I'm not a particularly anxious mom. I certainly am not in Hong Kong, where people run around scrubbing things with anti-bacterial wipes and then get all paranoid about whether anti-bacterial wipes are dangerous. One woman -- not exaggerating -- told me to not accidentally lick my fingers after using a wet wipe in case the tiny, tiny miniscule amount of alcohol on it might hurt my pregnancy. (I declined to tell her I still enjoy the odd glass of wine). 

I'm the kind of mom who lets her daughter eat with her fingers. While she has a healthy, balanced diet, I am not the sort of food fascist who freaks out because the kid stole a rare French fry, or not everything in our grocery cart is 100% organic.

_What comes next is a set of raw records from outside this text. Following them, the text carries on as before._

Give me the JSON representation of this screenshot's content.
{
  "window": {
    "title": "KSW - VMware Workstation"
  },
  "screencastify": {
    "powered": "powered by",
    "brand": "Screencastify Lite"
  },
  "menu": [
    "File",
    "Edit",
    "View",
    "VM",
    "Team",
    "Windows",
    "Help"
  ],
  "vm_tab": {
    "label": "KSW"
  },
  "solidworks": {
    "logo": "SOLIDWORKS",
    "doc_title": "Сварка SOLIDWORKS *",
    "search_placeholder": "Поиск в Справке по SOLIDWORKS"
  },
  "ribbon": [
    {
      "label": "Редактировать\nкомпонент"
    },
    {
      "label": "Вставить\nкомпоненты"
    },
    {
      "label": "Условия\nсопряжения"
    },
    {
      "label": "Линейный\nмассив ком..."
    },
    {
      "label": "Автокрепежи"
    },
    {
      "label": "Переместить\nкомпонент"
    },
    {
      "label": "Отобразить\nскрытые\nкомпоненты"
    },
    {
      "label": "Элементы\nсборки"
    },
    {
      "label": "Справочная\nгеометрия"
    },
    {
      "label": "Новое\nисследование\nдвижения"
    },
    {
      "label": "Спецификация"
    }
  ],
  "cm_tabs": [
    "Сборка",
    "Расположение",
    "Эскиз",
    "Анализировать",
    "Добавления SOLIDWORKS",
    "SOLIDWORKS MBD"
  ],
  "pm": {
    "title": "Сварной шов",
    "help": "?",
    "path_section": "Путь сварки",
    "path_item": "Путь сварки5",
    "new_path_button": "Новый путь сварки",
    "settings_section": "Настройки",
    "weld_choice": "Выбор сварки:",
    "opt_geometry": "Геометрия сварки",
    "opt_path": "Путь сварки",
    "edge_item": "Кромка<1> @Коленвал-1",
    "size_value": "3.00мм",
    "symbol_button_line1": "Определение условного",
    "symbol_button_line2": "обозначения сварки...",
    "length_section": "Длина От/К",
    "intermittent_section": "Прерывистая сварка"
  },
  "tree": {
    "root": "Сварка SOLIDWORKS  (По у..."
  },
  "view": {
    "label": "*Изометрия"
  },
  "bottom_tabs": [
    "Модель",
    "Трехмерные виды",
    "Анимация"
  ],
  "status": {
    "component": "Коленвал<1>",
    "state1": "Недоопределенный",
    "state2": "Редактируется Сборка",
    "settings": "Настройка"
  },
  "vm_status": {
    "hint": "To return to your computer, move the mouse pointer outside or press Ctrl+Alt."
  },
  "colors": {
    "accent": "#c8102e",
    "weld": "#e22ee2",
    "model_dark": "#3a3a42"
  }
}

But I put my foot down this morning when I pulled out a packet of minced Chinese chicken from my fridge. I looked at it and my instinct said, "Throw it out. Don't give that to the kid or eat it yourself." So, with a small child and a pregnant mom at home, I made the decision that we were simply not buying any Chinese poultry or meat any more --  no matter if the imported stuff is far more expensive, no matter if the rather crappy local TASTE has no other good options and we have to commute over to another MTR stop for our groceries. After all, the entire country of Vietnam has just sworn off Chinese poultry in light of the most recent human avian-flu deaths -- shouldn't I?

I'm including what is marketed as "locally slaughtered pork." Many years ago, I interviewed the last remaining traditional butcher in Soho, and wrote an I.H.T. story about it.  (I actually just reread that lovely little piece -- I miss doing that sort of writing, which I don't have time for today.) Anyway, that's when I learned that the meat described as "locally Hong Kong slaughtered" is actually from the mainland. The pigs are shipped down before dawn and, technically, they are cut into pieces in Hong Kong. But they were born, fed and raised on the mainland. I'm not saying that all Chinese meat is tainted -- only that it's misleading advertising, when people think they're buying a Hong Kong product. 

Agence France-Presse and the SCMP have just reported a third human death in China from the newest strain of bird flu. While Chinese experts say that numbers are low and that the virus doesn't usually jump -- yeah, are these the same Chinese experts who hid SARS news for so long, to disastrous global effect? 

Here's my question to my Hong Kong (or other) blog friends. Are you still eating Chinese meat? Were you eating it before anyway? Will you continue buying it at local markets / supermarkets, given the scare? Are you all splurging on the imported U.S. / Australian stuff? 

Do you only avoid Chinese meat at home, or also out -- since almost all local restaurants serve it?

Am I being cautious and wise, or paranoid?